Component data from apps and pages:
# # #
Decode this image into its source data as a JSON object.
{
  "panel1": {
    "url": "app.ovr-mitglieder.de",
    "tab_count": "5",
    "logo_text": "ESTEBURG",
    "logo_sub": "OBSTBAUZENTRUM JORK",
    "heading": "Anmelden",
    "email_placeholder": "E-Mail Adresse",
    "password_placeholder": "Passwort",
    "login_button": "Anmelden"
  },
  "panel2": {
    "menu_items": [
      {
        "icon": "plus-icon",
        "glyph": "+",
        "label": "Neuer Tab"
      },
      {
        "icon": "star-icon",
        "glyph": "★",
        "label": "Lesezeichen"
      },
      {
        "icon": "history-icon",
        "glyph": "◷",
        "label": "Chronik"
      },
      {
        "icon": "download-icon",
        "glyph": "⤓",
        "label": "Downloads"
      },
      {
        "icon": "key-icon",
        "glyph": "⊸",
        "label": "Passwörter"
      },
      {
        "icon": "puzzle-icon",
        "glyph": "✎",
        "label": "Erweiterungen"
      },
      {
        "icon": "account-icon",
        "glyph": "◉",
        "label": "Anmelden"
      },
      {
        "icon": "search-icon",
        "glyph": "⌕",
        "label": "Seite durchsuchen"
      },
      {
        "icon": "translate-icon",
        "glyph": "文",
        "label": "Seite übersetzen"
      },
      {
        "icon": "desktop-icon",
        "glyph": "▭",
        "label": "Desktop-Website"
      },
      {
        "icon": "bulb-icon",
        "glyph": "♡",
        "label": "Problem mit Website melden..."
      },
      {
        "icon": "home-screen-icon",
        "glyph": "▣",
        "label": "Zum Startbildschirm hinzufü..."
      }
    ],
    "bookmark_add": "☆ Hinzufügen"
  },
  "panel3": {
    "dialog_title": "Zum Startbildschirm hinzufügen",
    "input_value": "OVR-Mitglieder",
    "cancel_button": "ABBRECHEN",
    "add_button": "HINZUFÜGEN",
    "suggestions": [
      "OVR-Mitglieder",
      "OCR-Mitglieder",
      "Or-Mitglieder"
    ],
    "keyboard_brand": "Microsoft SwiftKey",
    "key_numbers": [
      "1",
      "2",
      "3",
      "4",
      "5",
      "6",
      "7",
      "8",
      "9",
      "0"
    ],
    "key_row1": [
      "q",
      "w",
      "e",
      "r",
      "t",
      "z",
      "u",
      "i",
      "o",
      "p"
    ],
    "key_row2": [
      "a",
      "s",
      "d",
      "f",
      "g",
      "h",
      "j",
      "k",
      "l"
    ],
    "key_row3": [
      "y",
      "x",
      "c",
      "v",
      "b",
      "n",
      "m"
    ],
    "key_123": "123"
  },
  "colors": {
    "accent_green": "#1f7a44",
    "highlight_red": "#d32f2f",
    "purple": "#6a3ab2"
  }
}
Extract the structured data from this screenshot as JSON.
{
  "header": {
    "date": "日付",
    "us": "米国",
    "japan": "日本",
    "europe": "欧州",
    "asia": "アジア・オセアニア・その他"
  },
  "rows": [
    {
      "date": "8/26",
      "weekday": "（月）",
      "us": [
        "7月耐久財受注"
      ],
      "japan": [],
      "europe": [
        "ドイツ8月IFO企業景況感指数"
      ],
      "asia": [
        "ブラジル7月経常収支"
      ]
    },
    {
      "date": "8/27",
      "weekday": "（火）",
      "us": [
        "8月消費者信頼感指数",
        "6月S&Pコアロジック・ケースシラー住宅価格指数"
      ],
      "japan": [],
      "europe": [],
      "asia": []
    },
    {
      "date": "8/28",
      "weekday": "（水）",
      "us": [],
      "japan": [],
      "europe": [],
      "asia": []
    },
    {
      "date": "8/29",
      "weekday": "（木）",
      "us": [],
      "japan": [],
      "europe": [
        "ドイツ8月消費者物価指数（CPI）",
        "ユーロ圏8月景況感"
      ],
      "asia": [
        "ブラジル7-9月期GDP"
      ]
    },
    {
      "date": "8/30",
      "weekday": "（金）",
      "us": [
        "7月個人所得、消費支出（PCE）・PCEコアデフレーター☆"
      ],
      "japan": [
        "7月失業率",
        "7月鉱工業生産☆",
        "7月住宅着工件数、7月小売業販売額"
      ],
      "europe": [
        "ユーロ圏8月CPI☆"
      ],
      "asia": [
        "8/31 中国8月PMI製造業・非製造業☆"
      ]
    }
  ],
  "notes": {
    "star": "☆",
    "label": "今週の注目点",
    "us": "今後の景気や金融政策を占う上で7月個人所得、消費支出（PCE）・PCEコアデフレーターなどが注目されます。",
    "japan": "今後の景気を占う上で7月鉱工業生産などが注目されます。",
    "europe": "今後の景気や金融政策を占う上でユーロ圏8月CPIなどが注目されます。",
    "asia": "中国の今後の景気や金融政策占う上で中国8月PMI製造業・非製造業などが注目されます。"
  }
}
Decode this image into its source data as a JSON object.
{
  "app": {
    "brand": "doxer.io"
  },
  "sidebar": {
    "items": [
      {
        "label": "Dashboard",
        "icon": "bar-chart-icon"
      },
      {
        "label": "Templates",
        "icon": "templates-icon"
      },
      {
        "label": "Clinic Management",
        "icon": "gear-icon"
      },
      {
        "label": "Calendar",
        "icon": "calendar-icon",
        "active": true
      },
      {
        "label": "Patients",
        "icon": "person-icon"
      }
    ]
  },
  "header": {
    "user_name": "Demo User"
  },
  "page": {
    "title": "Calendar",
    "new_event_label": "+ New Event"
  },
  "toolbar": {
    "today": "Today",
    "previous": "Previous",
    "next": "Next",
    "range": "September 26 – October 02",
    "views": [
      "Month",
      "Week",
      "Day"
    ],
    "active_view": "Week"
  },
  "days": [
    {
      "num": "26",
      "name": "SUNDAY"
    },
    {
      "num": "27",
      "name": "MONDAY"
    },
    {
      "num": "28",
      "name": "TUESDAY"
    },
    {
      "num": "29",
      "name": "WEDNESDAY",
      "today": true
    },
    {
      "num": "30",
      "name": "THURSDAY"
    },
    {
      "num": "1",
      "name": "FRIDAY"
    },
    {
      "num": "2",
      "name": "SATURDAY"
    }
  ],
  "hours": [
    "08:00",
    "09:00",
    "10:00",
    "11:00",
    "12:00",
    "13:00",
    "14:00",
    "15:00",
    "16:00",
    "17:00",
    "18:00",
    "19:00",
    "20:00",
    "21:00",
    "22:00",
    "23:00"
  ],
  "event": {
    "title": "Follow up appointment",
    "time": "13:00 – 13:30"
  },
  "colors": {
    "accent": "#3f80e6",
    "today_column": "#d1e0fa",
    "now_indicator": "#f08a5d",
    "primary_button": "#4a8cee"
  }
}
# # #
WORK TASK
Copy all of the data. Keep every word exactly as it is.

OUTPUT
Decode this image into its source data as a JSON object.
{
  "panel1": {
    "url": "app.ovr-mitglieder.de",
    "tab_count": "5",
    "logo_text": "ESTEBURG",
    "logo_sub": "OBSTBAUZENTRUM JORK",
    "heading": "Anmelden",
    "email_placeholder": "E-Mail Adresse",
    "password_placeholder": "Passwort",
    "login_button": "Anmelden"
  },
  "panel2": {
    "menu_items": [
      {
        "icon": "plus-icon",
        "glyph": "+",
        "label": "Neuer Tab"
      },
      {
        "icon": "star-icon",
        "glyph": "★",
        "label": "Lesezeichen"
      },
      {
        "icon": "history-icon",
        "glyph": "◷",
        "label": "Chronik"
      },
      {
        "icon": "download-icon",
        "glyph": "⤓",
        "label": "Downloads"
      },
      {
        "icon": "key-icon",
        "glyph": "⊸",
        "label": "Passwörter"
      },
      {
        "icon": "puzzle-icon",
        "glyph": "✎",
        "label": "Erweiterungen"
      },
      {
        "icon": "account-icon",
        "glyph": "◉",
        "label": "Anmelden"
      },
      {
        "icon": "search-icon",
        "glyph": "⌕",
        "label": "Seite durchsuchen"
      },
      {
        "icon": "translate-icon",
        "glyph": "文",
        "label": "Seite übersetzen"
      },
      {
        "icon": "desktop-icon",
        "glyph": "▭",
        "label": "Desktop-Website"
      },
      {
        "icon": "bulb-icon",
        "glyph": "♡",
        "label": "Problem mit Website melden..."
      },
      {
        "icon": "home-screen-icon",
        "glyph": "▣",
        "label": "Zum Startbildschirm hinzufü..."
      }
    ],
    "bookmark_add": "☆ Hinzufügen"
  },
  "panel3": {
    "dialog_title": "Zum Startbildschirm hinzufügen",
    "input_value": "OVR-Mitglieder",
    "cancel_button": "ABBRECHEN",
    "add_button": "HINZUFÜGEN",
    "suggestions": [
      "OVR-Mitglieder",
      "OCR-Mitglieder",
      "Or-Mitglieder"
    ],
    "keyboard_brand": "Microsoft SwiftKey",
    "key_numbers": [
      "1",
      "2",
      "3",
      "4",
      "5",
      "6",
      "7",
      "8",
      "9",
      "0"
    ],
    "key_row1": [
      "q",
      "w",
      "e",
      "r",
      "t",
      "z",
      "u",
      "i",
      "o",
      "p"
    ],
    "key_row2": [
      "a",
      "s",
      "d",
      "f",
      "g",
      "h",
      "j",
      "k",
      "l"
    ],
    "key_row3": [
      "y",
      "x",
      "c",
      "v",
      "b",
      "n",
      "m"
    ],
    "key_123": "123"
  },
  "colors": {
    "accent_green": "#1f7a44",
    "highlight_red": "#d32f2f",
    "purple": "#6a3ab2"
  }
}
Extract the structured data from this screenshot as JSON.
{
  "header": {
    "date": "日付",
    "us": "米国",
    "japan": "日本",
    "europe": "欧州",
    "asia": "アジア・オセアニア・その他"
  },
  "rows": [
    {
      "date": "8/26",
      "weekday": "（月）",
      "us": [
        "7月耐久財受注"
      ],
      "japan": [],
      "europe": [
        "ドイツ8月IFO企業景況感指数"
      ],
      "asia": [
        "ブラジル7月経常収支"
      ]
    },
    {
      "date": "8/27",
      "weekday": "（火）",
      "us": [
        "8月消費者信頼感指数",
        "6月S&Pコアロジック・ケースシラー住宅価格指数"
      ],
      "japan": [],
      "europe": [],
      "asia": []
    },
    {
      "date": "8/28",
      "weekday": "（水）",
      "us": [],
      "japan": [],
      "europe": [],
      "asia": []
    },
    {
      "date": "8/29",
      "weekday": "（木）",
      "us": [],
      "japan": [],
      "europe": [
        "ドイツ8月消費者物価指数（CPI）",
        "ユーロ圏8月景況感"
      ],
      "asia": [
        "ブラジル7-9月期GDP"
      ]
    },
    {
      "date": "8/30",
      "weekday": "（金）",
      "us": [
        "7月個人所得、消費支出（PCE）・PCEコアデフレーター☆"
      ],
      "japan": [
        "7月失業率",
        "7月鉱工業生産☆",
        "7月住宅着工件数、7月小売業販売額"
      ],
      "europe": [
        "ユーロ圏8月CPI☆"
      ],
      "asia": [
        "8/31 中国8月PMI製造業・非製造業☆"
      ]
    }
  ],
  "notes": {
    "star": "☆",
    "label": "今週の注目点",
    "us": "今後の景気や金融政策を占う上で7月個人所得、消費支出（PCE）・PCEコアデフレーターなどが注目されます。",
    "japan": "今後の景気を占う上で7月鉱工業生産などが注目されます。",
    "europe": "今後の景気や金融政策を占う上でユーロ圏8月CPIなどが注目されます。",
    "asia": "中国の今後の景気や金融政策占う上で中国8月PMI製造業・非製造業などが注目されます。"
  }
}
Decode this image into its source data as a JSON object.
{
  "app": {
    "brand": "doxer.io"
  },
  "sidebar": {
    "items": [
      {
        "label": "Dashboard",
        "icon": "bar-chart-icon"
      },
      {
        "label": "Templates",
        "icon": "templates-icon"
      },
      {
        "label": "Clinic Management",
        "icon": "gear-icon"
      },
      {
        "label": "Calendar",
        "icon": "calendar-icon",
        "active": true
      },
      {
        "label": "Patients",
        "icon": "person-icon"
      }
    ]
  },
  "header": {
    "user_name": "Demo User"
  },
  "page": {
    "title": "Calendar",
    "new_event_label": "+ New Event"
  },
  "toolbar": {
    "today": "Today",
    "previous": "Previous",
    "next": "Next",
    "range": "September 26 – October 02",
    "views": [
      "Month",
      "Week",
      "Day"
    ],
    "active_view": "Week"
  },
  "days": [
    {
      "num": "26",
      "name": "SUNDAY"
    },
    {
      "num": "27",
      "name": "MONDAY"
    },
    {
      "num": "28",
      "name": "TUESDAY"
    },
    {
      "num": "29",
      "name": "WEDNESDAY",
      "today": true
    },
    {
      "num": "30",
      "name": "THURSDAY"
    },
    {
      "num": "1",
      "name": "FRIDAY"
    },
    {
      "num": "2",
      "name": "SATURDAY"
    }
  ],
  "hours": [
    "08:00",
    "09:00",
    "10:00",
    "11:00",
    "12:00",
    "13:00",
    "14:00",
    "15:00",
    "16:00",
    "17:00",
    "18:00",
    "19:00",
    "20:00",
    "21:00",
    "22:00",
    "23:00"
  ],
  "event": {
    "title": "Follow up appointment",
    "time": "13:00 – 13:30"
  },
  "colors": {
    "accent": "#3f80e6",
    "today_column": "#d1e0fa",
    "now_indicator": "#f08a5d",
    "primary_button": "#4a8cee"
  }
}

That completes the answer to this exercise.